**Task**
State, as a bare number, how many lines below contain "circle".

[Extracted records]
◇ ◇ ◇ ◇ ◇

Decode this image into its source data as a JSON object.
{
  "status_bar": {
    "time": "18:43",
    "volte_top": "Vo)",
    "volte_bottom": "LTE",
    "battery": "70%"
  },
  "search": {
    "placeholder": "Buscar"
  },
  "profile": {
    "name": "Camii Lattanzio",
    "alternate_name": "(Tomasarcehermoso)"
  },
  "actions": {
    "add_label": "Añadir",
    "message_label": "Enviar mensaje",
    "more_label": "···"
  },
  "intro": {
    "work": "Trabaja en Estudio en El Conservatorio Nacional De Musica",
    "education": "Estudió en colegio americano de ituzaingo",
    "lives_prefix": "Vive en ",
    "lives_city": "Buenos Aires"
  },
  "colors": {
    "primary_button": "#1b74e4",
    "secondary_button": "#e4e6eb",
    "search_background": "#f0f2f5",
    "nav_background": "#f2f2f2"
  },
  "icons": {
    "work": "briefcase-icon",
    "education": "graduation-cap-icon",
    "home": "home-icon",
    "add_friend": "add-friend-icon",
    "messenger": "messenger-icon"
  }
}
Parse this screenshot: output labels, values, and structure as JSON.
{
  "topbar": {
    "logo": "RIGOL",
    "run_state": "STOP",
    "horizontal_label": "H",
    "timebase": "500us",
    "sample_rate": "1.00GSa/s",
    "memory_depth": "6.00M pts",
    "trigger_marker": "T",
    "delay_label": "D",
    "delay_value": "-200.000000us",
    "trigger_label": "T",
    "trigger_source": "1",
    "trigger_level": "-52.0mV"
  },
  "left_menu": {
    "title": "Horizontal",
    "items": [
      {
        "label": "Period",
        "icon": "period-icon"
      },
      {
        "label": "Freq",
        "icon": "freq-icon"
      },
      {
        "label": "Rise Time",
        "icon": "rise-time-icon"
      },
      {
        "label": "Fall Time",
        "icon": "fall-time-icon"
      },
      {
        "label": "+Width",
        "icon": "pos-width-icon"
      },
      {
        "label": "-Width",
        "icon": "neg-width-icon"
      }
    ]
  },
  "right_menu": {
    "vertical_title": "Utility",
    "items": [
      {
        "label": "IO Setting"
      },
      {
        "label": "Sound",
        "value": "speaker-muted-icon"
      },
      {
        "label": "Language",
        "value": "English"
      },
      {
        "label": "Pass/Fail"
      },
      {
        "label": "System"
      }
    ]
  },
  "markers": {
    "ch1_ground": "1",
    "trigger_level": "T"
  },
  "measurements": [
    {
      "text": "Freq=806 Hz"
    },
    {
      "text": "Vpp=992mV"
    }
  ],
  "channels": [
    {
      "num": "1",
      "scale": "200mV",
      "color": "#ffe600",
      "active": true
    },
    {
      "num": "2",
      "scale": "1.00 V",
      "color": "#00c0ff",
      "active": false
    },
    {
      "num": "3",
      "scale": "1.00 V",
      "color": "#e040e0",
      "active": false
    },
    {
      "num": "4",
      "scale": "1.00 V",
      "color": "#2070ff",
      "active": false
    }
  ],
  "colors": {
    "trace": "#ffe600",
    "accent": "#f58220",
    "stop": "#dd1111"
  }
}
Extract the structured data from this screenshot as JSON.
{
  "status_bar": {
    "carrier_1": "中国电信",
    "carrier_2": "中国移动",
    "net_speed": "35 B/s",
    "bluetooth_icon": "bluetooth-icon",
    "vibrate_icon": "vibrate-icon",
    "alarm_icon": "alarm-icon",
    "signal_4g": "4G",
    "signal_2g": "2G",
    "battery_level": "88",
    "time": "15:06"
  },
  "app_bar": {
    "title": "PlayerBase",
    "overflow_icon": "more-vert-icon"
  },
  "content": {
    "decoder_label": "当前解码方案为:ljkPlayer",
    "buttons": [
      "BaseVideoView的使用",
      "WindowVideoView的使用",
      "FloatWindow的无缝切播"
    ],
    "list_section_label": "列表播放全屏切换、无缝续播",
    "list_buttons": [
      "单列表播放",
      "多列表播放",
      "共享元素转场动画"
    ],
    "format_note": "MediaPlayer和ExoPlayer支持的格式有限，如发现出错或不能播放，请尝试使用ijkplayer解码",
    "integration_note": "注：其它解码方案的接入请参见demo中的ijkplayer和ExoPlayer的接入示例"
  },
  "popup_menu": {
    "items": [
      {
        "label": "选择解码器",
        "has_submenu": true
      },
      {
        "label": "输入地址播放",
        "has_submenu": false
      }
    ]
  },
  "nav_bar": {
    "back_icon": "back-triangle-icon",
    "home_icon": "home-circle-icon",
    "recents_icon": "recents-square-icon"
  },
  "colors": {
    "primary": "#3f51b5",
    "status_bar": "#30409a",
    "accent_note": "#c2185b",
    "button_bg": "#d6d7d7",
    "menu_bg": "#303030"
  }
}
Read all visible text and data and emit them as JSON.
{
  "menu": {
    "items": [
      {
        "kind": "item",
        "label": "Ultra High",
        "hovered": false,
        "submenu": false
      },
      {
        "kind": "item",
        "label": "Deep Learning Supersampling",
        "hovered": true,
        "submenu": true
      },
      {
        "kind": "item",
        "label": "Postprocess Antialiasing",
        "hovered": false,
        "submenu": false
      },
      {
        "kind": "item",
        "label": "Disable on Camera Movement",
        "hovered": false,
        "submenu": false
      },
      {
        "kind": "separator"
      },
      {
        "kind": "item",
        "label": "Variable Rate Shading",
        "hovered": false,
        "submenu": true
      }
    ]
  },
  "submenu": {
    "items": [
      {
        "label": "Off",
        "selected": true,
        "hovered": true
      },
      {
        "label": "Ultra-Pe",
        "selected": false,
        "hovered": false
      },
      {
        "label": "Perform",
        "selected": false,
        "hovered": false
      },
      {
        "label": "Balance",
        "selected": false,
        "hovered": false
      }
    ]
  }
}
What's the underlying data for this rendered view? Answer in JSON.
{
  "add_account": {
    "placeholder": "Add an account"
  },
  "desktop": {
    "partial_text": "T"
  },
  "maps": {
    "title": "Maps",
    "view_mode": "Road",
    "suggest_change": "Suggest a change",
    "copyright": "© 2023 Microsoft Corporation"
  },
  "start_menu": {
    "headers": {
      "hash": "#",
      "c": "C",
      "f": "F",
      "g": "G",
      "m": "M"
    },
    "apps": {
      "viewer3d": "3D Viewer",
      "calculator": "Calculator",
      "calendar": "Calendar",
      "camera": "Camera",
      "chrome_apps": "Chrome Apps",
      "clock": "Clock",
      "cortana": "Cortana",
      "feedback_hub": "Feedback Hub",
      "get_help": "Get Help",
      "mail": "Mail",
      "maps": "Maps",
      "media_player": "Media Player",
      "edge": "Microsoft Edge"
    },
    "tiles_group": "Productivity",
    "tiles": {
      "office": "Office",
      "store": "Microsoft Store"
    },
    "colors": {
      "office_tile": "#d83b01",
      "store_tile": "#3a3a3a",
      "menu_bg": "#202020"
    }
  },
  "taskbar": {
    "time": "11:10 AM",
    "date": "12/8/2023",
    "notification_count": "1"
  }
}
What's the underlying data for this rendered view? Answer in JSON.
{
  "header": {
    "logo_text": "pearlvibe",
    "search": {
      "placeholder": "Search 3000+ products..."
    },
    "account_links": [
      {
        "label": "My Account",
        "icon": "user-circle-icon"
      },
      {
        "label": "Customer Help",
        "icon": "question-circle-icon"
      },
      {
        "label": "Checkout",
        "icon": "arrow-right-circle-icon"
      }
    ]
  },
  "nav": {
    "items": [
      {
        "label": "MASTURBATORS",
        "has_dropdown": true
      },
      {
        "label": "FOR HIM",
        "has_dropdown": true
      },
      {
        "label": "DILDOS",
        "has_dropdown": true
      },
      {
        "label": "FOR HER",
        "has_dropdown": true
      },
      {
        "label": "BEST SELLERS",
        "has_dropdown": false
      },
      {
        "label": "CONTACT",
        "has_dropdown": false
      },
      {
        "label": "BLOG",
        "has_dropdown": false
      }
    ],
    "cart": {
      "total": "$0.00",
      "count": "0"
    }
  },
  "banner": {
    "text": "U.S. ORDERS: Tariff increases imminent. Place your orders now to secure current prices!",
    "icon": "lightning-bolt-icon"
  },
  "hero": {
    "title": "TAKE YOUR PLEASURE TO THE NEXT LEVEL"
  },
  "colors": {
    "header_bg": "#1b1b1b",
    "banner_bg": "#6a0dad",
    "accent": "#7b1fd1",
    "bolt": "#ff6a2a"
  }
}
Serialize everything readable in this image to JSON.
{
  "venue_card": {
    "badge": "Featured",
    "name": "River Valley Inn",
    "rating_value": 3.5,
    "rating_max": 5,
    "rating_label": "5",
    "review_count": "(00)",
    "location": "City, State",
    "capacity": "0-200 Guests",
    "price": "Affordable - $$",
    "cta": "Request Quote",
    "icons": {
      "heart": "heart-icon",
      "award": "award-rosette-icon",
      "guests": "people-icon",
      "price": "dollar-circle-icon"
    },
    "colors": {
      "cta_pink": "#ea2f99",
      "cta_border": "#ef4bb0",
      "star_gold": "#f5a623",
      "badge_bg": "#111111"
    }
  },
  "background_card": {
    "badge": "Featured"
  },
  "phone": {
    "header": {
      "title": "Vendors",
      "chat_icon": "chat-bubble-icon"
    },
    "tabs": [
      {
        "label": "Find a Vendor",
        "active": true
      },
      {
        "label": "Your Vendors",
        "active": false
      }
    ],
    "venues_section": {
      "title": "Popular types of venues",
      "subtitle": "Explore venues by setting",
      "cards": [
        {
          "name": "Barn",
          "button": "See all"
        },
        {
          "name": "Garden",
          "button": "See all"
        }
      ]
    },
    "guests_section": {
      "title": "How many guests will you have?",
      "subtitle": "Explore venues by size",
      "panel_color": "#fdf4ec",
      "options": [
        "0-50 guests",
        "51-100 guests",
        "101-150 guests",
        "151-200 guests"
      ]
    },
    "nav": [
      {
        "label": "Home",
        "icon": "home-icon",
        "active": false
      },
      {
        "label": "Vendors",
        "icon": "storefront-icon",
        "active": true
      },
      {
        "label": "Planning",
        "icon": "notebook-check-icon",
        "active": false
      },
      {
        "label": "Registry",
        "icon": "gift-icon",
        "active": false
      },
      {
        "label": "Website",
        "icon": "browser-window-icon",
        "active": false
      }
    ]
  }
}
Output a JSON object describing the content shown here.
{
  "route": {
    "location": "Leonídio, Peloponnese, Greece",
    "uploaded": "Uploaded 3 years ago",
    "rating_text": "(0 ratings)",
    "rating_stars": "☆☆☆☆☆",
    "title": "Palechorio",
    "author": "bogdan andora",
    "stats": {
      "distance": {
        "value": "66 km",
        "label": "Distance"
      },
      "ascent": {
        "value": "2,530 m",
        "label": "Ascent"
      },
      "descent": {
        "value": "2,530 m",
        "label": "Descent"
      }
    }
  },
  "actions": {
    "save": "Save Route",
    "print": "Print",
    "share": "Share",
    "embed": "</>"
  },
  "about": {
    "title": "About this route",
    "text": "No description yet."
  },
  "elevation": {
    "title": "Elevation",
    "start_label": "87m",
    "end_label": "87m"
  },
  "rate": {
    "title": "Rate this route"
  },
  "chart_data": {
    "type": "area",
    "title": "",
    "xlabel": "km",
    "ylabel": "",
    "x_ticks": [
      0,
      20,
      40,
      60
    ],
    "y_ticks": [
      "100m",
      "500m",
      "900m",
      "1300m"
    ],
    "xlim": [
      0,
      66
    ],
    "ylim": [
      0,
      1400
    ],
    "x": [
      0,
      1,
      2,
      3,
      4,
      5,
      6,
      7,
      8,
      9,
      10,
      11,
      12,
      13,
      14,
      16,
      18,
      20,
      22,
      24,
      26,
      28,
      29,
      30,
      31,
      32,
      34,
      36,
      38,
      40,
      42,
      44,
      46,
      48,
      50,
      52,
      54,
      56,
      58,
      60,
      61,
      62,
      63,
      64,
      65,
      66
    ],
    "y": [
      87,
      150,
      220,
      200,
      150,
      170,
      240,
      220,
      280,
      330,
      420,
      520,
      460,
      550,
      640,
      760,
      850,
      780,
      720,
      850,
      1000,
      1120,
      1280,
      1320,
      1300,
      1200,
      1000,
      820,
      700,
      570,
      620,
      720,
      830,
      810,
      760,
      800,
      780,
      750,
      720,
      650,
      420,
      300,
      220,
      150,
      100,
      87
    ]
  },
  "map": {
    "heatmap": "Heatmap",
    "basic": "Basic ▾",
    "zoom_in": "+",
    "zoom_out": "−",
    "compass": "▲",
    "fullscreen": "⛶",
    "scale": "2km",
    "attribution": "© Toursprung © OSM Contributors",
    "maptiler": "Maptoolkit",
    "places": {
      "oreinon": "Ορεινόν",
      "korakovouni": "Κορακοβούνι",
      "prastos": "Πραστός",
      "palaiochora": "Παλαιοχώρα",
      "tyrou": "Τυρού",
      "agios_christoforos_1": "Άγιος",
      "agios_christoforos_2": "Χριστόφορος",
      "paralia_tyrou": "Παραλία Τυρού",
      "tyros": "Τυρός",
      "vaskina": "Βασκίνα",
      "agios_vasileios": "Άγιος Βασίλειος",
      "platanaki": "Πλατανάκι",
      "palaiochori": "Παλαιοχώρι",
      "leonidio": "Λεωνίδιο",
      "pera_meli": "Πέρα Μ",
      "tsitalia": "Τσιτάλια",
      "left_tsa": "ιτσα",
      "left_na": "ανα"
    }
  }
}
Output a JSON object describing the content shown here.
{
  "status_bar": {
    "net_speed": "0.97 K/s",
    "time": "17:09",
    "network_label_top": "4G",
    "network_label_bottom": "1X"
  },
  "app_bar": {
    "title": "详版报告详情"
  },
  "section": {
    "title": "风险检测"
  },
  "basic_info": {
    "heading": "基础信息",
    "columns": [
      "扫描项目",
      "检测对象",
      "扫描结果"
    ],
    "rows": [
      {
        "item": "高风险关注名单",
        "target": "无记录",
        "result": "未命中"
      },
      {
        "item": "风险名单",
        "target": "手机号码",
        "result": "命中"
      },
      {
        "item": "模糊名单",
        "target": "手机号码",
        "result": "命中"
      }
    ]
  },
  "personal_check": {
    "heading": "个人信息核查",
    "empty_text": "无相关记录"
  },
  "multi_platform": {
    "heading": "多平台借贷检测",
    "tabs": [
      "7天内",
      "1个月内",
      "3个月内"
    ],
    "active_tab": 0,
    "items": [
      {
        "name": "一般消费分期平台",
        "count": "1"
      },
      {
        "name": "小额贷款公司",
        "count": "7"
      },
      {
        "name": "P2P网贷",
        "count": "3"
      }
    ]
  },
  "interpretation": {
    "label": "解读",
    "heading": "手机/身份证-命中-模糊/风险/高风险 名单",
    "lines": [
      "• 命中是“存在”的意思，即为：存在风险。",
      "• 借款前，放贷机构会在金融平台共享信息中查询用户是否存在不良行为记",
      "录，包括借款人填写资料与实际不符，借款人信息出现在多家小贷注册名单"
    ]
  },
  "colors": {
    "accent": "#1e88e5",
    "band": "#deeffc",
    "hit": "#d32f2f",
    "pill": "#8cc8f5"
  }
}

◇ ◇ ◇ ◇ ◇

**Solution for this problem**
5